* **Material shown**

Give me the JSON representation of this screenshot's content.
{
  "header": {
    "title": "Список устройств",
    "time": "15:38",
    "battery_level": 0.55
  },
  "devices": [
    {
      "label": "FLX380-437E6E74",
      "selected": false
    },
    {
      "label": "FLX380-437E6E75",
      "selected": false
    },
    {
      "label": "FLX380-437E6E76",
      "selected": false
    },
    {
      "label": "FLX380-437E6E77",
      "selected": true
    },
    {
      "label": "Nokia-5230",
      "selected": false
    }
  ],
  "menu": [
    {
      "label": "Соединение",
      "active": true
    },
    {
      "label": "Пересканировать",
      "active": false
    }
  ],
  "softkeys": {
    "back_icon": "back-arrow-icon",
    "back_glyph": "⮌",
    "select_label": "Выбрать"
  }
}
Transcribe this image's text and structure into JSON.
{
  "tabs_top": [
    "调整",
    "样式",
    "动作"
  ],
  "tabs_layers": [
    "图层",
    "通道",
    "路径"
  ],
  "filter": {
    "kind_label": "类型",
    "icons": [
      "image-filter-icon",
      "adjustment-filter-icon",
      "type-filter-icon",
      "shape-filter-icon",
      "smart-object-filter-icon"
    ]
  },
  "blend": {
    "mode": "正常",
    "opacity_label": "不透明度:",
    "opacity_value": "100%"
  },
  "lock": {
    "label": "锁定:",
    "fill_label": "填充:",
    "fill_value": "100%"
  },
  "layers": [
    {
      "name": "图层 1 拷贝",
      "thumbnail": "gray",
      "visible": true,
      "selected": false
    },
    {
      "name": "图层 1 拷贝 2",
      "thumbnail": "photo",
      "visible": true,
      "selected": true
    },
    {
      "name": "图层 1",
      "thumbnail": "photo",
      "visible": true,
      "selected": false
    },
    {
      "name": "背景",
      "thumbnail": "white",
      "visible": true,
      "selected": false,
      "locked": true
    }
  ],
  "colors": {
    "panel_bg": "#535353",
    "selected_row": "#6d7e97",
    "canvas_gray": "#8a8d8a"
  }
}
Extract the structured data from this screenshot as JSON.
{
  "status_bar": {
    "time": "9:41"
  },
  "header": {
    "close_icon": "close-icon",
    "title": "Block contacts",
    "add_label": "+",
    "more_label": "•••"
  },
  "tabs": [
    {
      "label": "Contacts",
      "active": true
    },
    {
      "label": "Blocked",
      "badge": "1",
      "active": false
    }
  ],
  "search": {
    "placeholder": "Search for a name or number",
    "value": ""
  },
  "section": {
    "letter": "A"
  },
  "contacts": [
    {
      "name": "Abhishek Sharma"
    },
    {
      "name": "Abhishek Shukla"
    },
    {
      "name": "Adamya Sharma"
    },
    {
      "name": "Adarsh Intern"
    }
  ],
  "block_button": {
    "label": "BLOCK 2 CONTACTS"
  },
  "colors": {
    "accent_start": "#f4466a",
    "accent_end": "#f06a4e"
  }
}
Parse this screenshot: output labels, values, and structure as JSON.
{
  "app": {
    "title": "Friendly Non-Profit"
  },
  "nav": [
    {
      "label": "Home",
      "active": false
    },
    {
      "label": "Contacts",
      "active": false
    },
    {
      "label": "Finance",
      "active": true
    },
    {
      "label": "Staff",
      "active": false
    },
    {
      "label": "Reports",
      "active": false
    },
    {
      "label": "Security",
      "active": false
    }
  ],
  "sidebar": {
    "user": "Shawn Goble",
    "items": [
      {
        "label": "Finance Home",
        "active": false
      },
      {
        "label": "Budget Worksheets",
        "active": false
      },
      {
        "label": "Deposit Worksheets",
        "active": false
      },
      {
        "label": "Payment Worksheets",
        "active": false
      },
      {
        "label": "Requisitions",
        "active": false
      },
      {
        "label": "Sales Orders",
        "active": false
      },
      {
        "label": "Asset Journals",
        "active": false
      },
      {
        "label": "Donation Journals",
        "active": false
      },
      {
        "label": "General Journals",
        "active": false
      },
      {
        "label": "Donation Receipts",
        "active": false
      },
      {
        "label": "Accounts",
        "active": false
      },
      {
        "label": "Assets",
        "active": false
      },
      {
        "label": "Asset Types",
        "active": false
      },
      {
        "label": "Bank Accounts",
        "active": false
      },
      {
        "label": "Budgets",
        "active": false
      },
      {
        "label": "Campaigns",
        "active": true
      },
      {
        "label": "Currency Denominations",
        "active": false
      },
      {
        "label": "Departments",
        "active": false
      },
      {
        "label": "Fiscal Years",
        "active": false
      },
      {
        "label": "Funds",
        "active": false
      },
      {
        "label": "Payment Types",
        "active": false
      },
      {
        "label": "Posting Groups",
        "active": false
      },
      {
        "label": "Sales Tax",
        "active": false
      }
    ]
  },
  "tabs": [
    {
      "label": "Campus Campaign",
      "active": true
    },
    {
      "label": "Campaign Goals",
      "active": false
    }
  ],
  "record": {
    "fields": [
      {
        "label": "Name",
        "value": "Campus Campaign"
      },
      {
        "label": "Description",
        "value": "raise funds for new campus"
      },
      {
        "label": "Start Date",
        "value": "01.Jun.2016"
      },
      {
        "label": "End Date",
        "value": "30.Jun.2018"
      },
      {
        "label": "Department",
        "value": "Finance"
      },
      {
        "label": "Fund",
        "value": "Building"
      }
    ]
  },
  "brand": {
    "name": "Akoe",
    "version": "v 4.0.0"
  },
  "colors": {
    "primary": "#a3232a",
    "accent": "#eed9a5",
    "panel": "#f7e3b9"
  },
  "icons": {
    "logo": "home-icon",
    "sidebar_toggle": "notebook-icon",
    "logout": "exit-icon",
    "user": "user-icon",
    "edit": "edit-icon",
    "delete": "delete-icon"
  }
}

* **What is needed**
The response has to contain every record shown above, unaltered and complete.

* **Exercise response**
Give me the JSON representation of this screenshot's content.
{
  "header": {
    "title": "Список устройств",
    "time": "15:38",
    "battery_level": 0.55
  },
  "devices": [
    {
      "label": "FLX380-437E6E74",
      "selected": false
    },
    {
      "label": "FLX380-437E6E75",
      "selected": false
    },
    {
      "label": "FLX380-437E6E76",
      "selected": false
    },
    {
      "label": "FLX380-437E6E77",
      "selected": true
    },
    {
      "label": "Nokia-5230",
      "selected": false
    }
  ],
  "menu": [
    {
      "label": "Соединение",
      "active": true
    },
    {
      "label": "Пересканировать",
      "active": false
    }
  ],
  "softkeys": {
    "back_icon": "back-arrow-icon",
    "back_glyph": "⮌",
    "select_label": "Выбрать"
  }
}
Transcribe this image's text and structure into JSON.
{
  "tabs_top": [
    "调整",
    "样式",
    "动作"
  ],
  "tabs_layers": [
    "图层",
    "通道",
    "路径"
  ],
  "filter": {
    "kind_label": "类型",
    "icons": [
      "image-filter-icon",
      "adjustment-filter-icon",
      "type-filter-icon",
      "shape-filter-icon",
      "smart-object-filter-icon"
    ]
  },
  "blend": {
    "mode": "正常",
    "opacity_label": "不透明度:",
    "opacity_value": "100%"
  },
  "lock": {
    "label": "锁定:",
    "fill_label": "填充:",
    "fill_value": "100%"
  },
  "layers": [
    {
      "name": "图层 1 拷贝",
      "thumbnail": "gray",
      "visible": true,
      "selected": false
    },
    {
      "name": "图层 1 拷贝 2",
      "thumbnail": "photo",
      "visible": true,
      "selected": true
    },
    {
      "name": "图层 1",
      "thumbnail": "photo",
      "visible": true,
      "selected": false
    },
    {
      "name": "背景",
      "thumbnail": "white",
      "visible": true,
      "selected": false,
      "locked": true
    }
  ],
  "colors": {
    "panel_bg": "#535353",
    "selected_row": "#6d7e97",
    "canvas_gray": "#8a8d8a"
  }
}
Extract the structured data from this screenshot as JSON.
{
  "status_bar": {
    "time": "9:41"
  },
  "header": {
    "close_icon": "close-icon",
    "title": "Block contacts",
    "add_label": "+",
    "more_label": "•••"
  },
  "tabs": [
    {
      "label": "Contacts",
      "active": true
    },
    {
      "label": "Blocked",
      "badge": "1",
      "active": false
    }
  ],
  "search": {
    "placeholder": "Search for a name or number",
    "value": ""
  },
  "section": {
    "letter": "A"
  },
  "contacts": [
    {
      "name": "Abhishek Sharma"
    },
    {
      "name": "Abhishek Shukla"
    },
    {
      "name": "Adamya Sharma"
    },
    {
      "name": "Adarsh Intern"
    }
  ],
  "block_button": {
    "label": "BLOCK 2 CONTACTS"
  },
  "colors": {
    "accent_start": "#f4466a",
    "accent_end": "#f06a4e"
  }
}
Parse this screenshot: output labels, values, and structure as JSON.
{
  "app": {
    "title": "Friendly Non-Profit"
  },
  "nav": [
    {
      "label": "Home",
      "active": false
    },
    {
      "label": "Contacts",
      "active": false
    },
    {
      "label": "Finance",
      "active": true
    },
    {
      "label": "Staff",
      "active": false
    },
    {
      "label": "Reports",
      "active": false
    },
    {
      "label": "Security",
      "active": false
    }
  ],
  "sidebar": {
    "user": "Shawn Goble",
    "items": [
      {
        "label": "Finance Home",
        "active": false
      },
      {
        "label": "Budget Worksheets",
        "active": false
      },
      {
        "label": "Deposit Worksheets",
        "active": false
      },
      {
        "label": "Payment Worksheets",
        "active": false
      },
      {
        "label": "Requisitions",
        "active": false
      },
      {
        "label": "Sales Orders",
        "active": false
      },
      {
        "label": "Asset Journals",
        "active": false
      },
      {
        "label": "Donation Journals",
        "active": false
      },
      {
        "label": "General Journals",
        "active": false
      },
      {
        "label": "Donation Receipts",
        "active": false
      },
      {
        "label": "Accounts",
        "active": false
      },
      {
        "label": "Assets",
        "active": false
      },
      {
        "label": "Asset Types",
        "active": false
      },
      {
        "label": "Bank Accounts",
        "active": false
      },
      {
        "label": "Budgets",
        "active": false
      },
      {
        "label": "Campaigns",
        "active": true
      },
      {
        "label": "Currency Denominations",
        "active": false
      },
      {
        "label": "Departments",
        "active": false
      },
      {
        "label": "Fiscal Years",
        "active": false
      },
      {
        "label": "Funds",
        "active": false
      },
      {
        "label": "Payment Types",
        "active": false
      },
      {
        "label": "Posting Groups",
        "active": false
      },
      {
        "label": "Sales Tax",
        "active": false
      }
    ]
  },
  "tabs": [
    {
      "label": "Campus Campaign",
      "active": true
    },
    {
      "label": "Campaign Goals",
      "active": false
    }
  ],
  "record": {
    "fields": [
      {
        "label": "Name",
        "value": "Campus Campaign"
      },
      {
        "label": "Description",
        "value": "raise funds for new campus"
      },
      {
        "label": "Start Date",
        "value": "01.Jun.2016"
      },
      {
        "label": "End Date",
        "value": "30.Jun.2018"
      },
      {
        "label": "Department",
        "value": "Finance"
      },
      {
        "label": "Fund",
        "value": "Building"
      }
    ]
  },
  "brand": {
    "name": "Akoe",
    "version": "v 4.0.0"
  },
  "colors": {
    "primary": "#a3232a",
    "accent": "#eed9a5",
    "panel": "#f7e3b9"
  },
  "icons": {
    "logo": "home-icon",
    "sidebar_toggle": "notebook-icon",
    "logout": "exit-icon",
    "user": "user-icon",
    "edit": "edit-icon",
    "delete": "delete-icon"
  }
}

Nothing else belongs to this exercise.